[Start of Attachment]
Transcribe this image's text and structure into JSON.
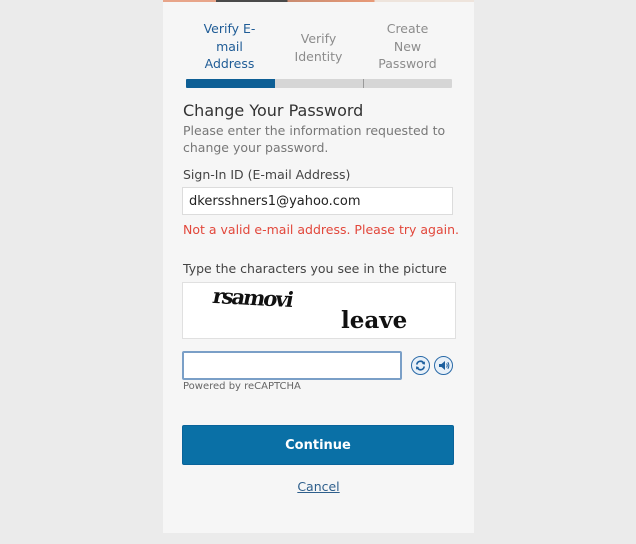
{
  "steps": [
    {
      "label": "Verify E-mail Address",
      "lines": [
        "Verify E-",
        "mail",
        "Address"
      ],
      "active": true
    },
    {
      "label": "Verify Identity",
      "lines": [
        "Verify",
        "Identity"
      ],
      "active": false
    },
    {
      "label": "Create New Password",
      "lines": [
        "Create",
        "New",
        "Password"
      ],
      "active": false
    }
  ],
  "progress": {
    "current_step": 1,
    "total_steps": 3,
    "fraction": 0.333
  },
  "form": {
    "title": "Change Your Password",
    "subtitle": "Please enter the information requested to change your password.",
    "email_label": "Sign-In ID (E-mail Address)",
    "email_value": "dkersshners1@yahoo.com",
    "error_message": "Not a valid e-mail address. Please try again."
  },
  "captcha": {
    "label": "Type the characters you see in the picture",
    "image_words": [
      "rsamovi",
      "leave"
    ],
    "input_value": "",
    "reload_icon": "refresh-icon",
    "audio_icon": "speaker-icon",
    "powered_by": "Powered by reCAPTCHA"
  },
  "actions": {
    "continue_label": "Continue",
    "cancel_label": "Cancel"
  },
  "colors": {
    "accent": "#0a70a6",
    "active_step": "#1f5c96",
    "error": "#e2473b",
    "link": "#2e5f8c"
  }
}
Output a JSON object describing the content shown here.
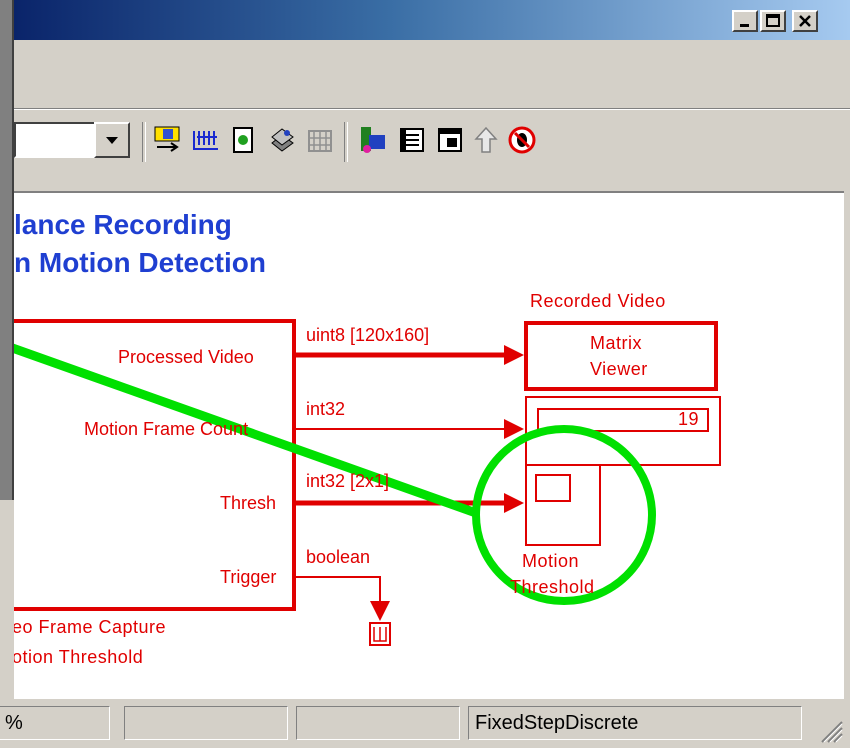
{
  "window": {
    "title_buttons": [
      "minimize",
      "maximize",
      "close"
    ]
  },
  "model": {
    "title_line1": "lance Recording",
    "title_line2": "n Motion Detection",
    "source_block": {
      "ports": [
        "Processed Video",
        "Motion Frame Count",
        "Thresh",
        "Trigger"
      ],
      "caption_line1": "eo Frame Capture",
      "caption_line2": "otion Threshold"
    },
    "signals": {
      "video": "uint8  [120x160]",
      "count": "int32",
      "thresh": "int32  [2x1]",
      "trigger": "boolean"
    },
    "recorded_video_label": "Recorded Video",
    "matrix_viewer_line1": "Matrix",
    "matrix_viewer_line2": "Viewer",
    "display_value": "19",
    "motion_threshold_line1": "Motion",
    "motion_threshold_line2": "Threshold"
  },
  "status": {
    "zoom": "%",
    "cell2": "",
    "cell3": "",
    "solver": "FixedStepDiscrete"
  },
  "colors": {
    "block_red": "#e00000",
    "title_blue": "#1f3fd1",
    "highlight_green": "#00e000"
  }
}
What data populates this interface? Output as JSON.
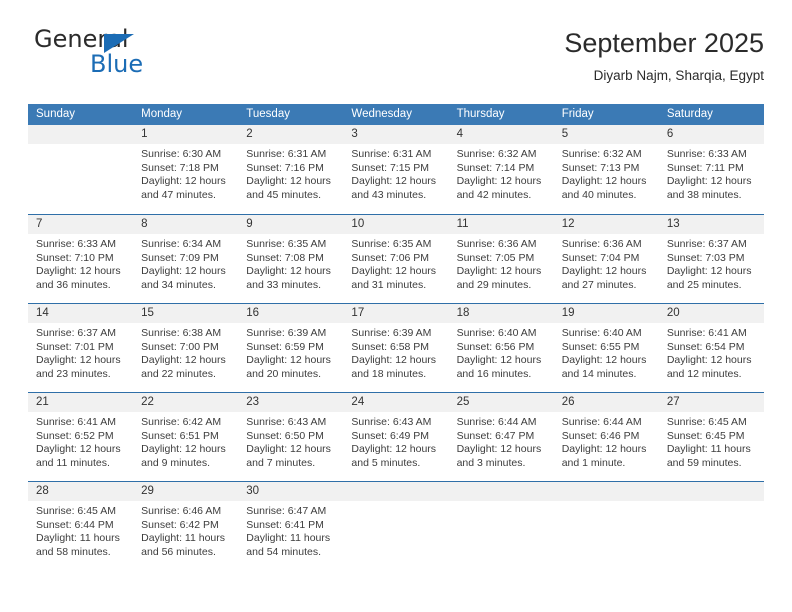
{
  "brand": {
    "name_top": "General",
    "name_bottom": "Blue",
    "accent_color": "#1b6cb5"
  },
  "header": {
    "title": "September 2025",
    "subtitle": "Diyarb Najm, Sharqia, Egypt"
  },
  "theme": {
    "header_blue": "#3b7ab5",
    "rule_blue": "#2f6fa8",
    "date_band_gray": "#f1f1f1",
    "text_color": "#333333"
  },
  "calendar": {
    "weekdays": [
      "Sunday",
      "Monday",
      "Tuesday",
      "Wednesday",
      "Thursday",
      "Friday",
      "Saturday"
    ],
    "weeks": [
      [
        {
          "date": "",
          "lines": []
        },
        {
          "date": "1",
          "lines": [
            "Sunrise: 6:30 AM",
            "Sunset: 7:18 PM",
            "Daylight: 12 hours",
            "and 47 minutes."
          ]
        },
        {
          "date": "2",
          "lines": [
            "Sunrise: 6:31 AM",
            "Sunset: 7:16 PM",
            "Daylight: 12 hours",
            "and 45 minutes."
          ]
        },
        {
          "date": "3",
          "lines": [
            "Sunrise: 6:31 AM",
            "Sunset: 7:15 PM",
            "Daylight: 12 hours",
            "and 43 minutes."
          ]
        },
        {
          "date": "4",
          "lines": [
            "Sunrise: 6:32 AM",
            "Sunset: 7:14 PM",
            "Daylight: 12 hours",
            "and 42 minutes."
          ]
        },
        {
          "date": "5",
          "lines": [
            "Sunrise: 6:32 AM",
            "Sunset: 7:13 PM",
            "Daylight: 12 hours",
            "and 40 minutes."
          ]
        },
        {
          "date": "6",
          "lines": [
            "Sunrise: 6:33 AM",
            "Sunset: 7:11 PM",
            "Daylight: 12 hours",
            "and 38 minutes."
          ]
        }
      ],
      [
        {
          "date": "7",
          "lines": [
            "Sunrise: 6:33 AM",
            "Sunset: 7:10 PM",
            "Daylight: 12 hours",
            "and 36 minutes."
          ]
        },
        {
          "date": "8",
          "lines": [
            "Sunrise: 6:34 AM",
            "Sunset: 7:09 PM",
            "Daylight: 12 hours",
            "and 34 minutes."
          ]
        },
        {
          "date": "9",
          "lines": [
            "Sunrise: 6:35 AM",
            "Sunset: 7:08 PM",
            "Daylight: 12 hours",
            "and 33 minutes."
          ]
        },
        {
          "date": "10",
          "lines": [
            "Sunrise: 6:35 AM",
            "Sunset: 7:06 PM",
            "Daylight: 12 hours",
            "and 31 minutes."
          ]
        },
        {
          "date": "11",
          "lines": [
            "Sunrise: 6:36 AM",
            "Sunset: 7:05 PM",
            "Daylight: 12 hours",
            "and 29 minutes."
          ]
        },
        {
          "date": "12",
          "lines": [
            "Sunrise: 6:36 AM",
            "Sunset: 7:04 PM",
            "Daylight: 12 hours",
            "and 27 minutes."
          ]
        },
        {
          "date": "13",
          "lines": [
            "Sunrise: 6:37 AM",
            "Sunset: 7:03 PM",
            "Daylight: 12 hours",
            "and 25 minutes."
          ]
        }
      ],
      [
        {
          "date": "14",
          "lines": [
            "Sunrise: 6:37 AM",
            "Sunset: 7:01 PM",
            "Daylight: 12 hours",
            "and 23 minutes."
          ]
        },
        {
          "date": "15",
          "lines": [
            "Sunrise: 6:38 AM",
            "Sunset: 7:00 PM",
            "Daylight: 12 hours",
            "and 22 minutes."
          ]
        },
        {
          "date": "16",
          "lines": [
            "Sunrise: 6:39 AM",
            "Sunset: 6:59 PM",
            "Daylight: 12 hours",
            "and 20 minutes."
          ]
        },
        {
          "date": "17",
          "lines": [
            "Sunrise: 6:39 AM",
            "Sunset: 6:58 PM",
            "Daylight: 12 hours",
            "and 18 minutes."
          ]
        },
        {
          "date": "18",
          "lines": [
            "Sunrise: 6:40 AM",
            "Sunset: 6:56 PM",
            "Daylight: 12 hours",
            "and 16 minutes."
          ]
        },
        {
          "date": "19",
          "lines": [
            "Sunrise: 6:40 AM",
            "Sunset: 6:55 PM",
            "Daylight: 12 hours",
            "and 14 minutes."
          ]
        },
        {
          "date": "20",
          "lines": [
            "Sunrise: 6:41 AM",
            "Sunset: 6:54 PM",
            "Daylight: 12 hours",
            "and 12 minutes."
          ]
        }
      ],
      [
        {
          "date": "21",
          "lines": [
            "Sunrise: 6:41 AM",
            "Sunset: 6:52 PM",
            "Daylight: 12 hours",
            "and 11 minutes."
          ]
        },
        {
          "date": "22",
          "lines": [
            "Sunrise: 6:42 AM",
            "Sunset: 6:51 PM",
            "Daylight: 12 hours",
            "and 9 minutes."
          ]
        },
        {
          "date": "23",
          "lines": [
            "Sunrise: 6:43 AM",
            "Sunset: 6:50 PM",
            "Daylight: 12 hours",
            "and 7 minutes."
          ]
        },
        {
          "date": "24",
          "lines": [
            "Sunrise: 6:43 AM",
            "Sunset: 6:49 PM",
            "Daylight: 12 hours",
            "and 5 minutes."
          ]
        },
        {
          "date": "25",
          "lines": [
            "Sunrise: 6:44 AM",
            "Sunset: 6:47 PM",
            "Daylight: 12 hours",
            "and 3 minutes."
          ]
        },
        {
          "date": "26",
          "lines": [
            "Sunrise: 6:44 AM",
            "Sunset: 6:46 PM",
            "Daylight: 12 hours",
            "and 1 minute."
          ]
        },
        {
          "date": "27",
          "lines": [
            "Sunrise: 6:45 AM",
            "Sunset: 6:45 PM",
            "Daylight: 11 hours",
            "and 59 minutes."
          ]
        }
      ],
      [
        {
          "date": "28",
          "lines": [
            "Sunrise: 6:45 AM",
            "Sunset: 6:44 PM",
            "Daylight: 11 hours",
            "and 58 minutes."
          ]
        },
        {
          "date": "29",
          "lines": [
            "Sunrise: 6:46 AM",
            "Sunset: 6:42 PM",
            "Daylight: 11 hours",
            "and 56 minutes."
          ]
        },
        {
          "date": "30",
          "lines": [
            "Sunrise: 6:47 AM",
            "Sunset: 6:41 PM",
            "Daylight: 11 hours",
            "and 54 minutes."
          ]
        },
        {
          "date": "",
          "lines": []
        },
        {
          "date": "",
          "lines": []
        },
        {
          "date": "",
          "lines": []
        },
        {
          "date": "",
          "lines": []
        }
      ]
    ]
  }
}
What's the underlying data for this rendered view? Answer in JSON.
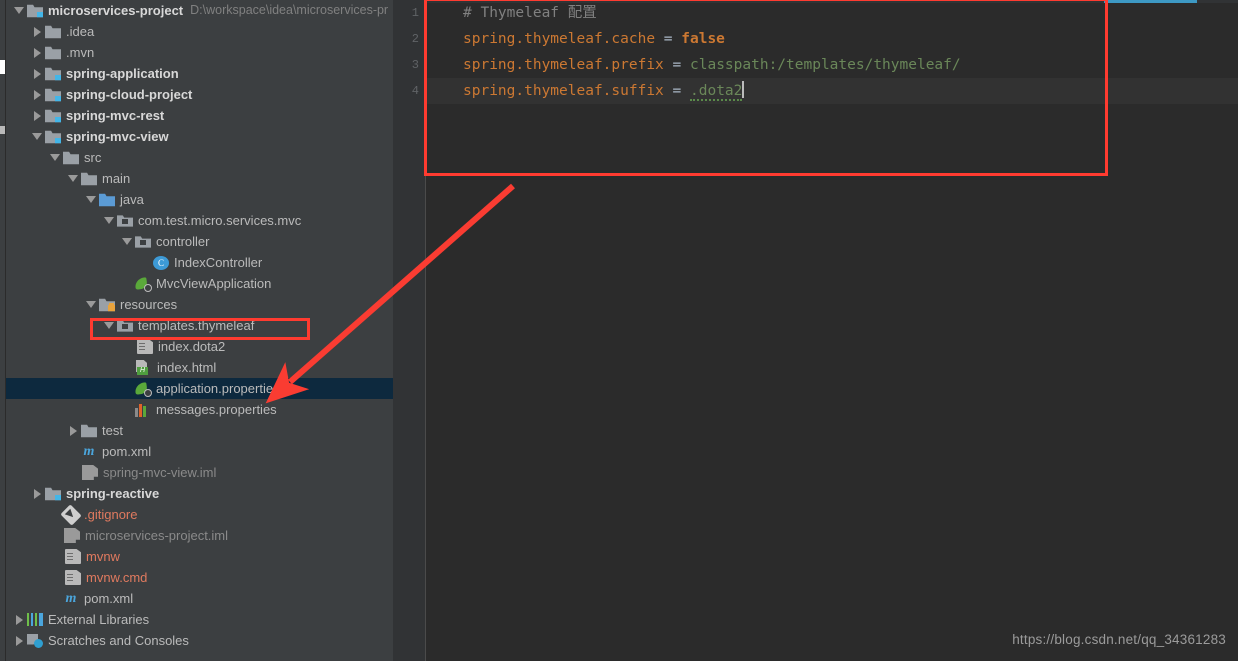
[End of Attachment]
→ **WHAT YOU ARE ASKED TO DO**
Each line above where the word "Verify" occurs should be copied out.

→ **SOLUTION FOR THIS TASK**
      "label": "Verify E-mail Address",
        "Verify E-",
      "label": "Verify Identity",
        "Verify",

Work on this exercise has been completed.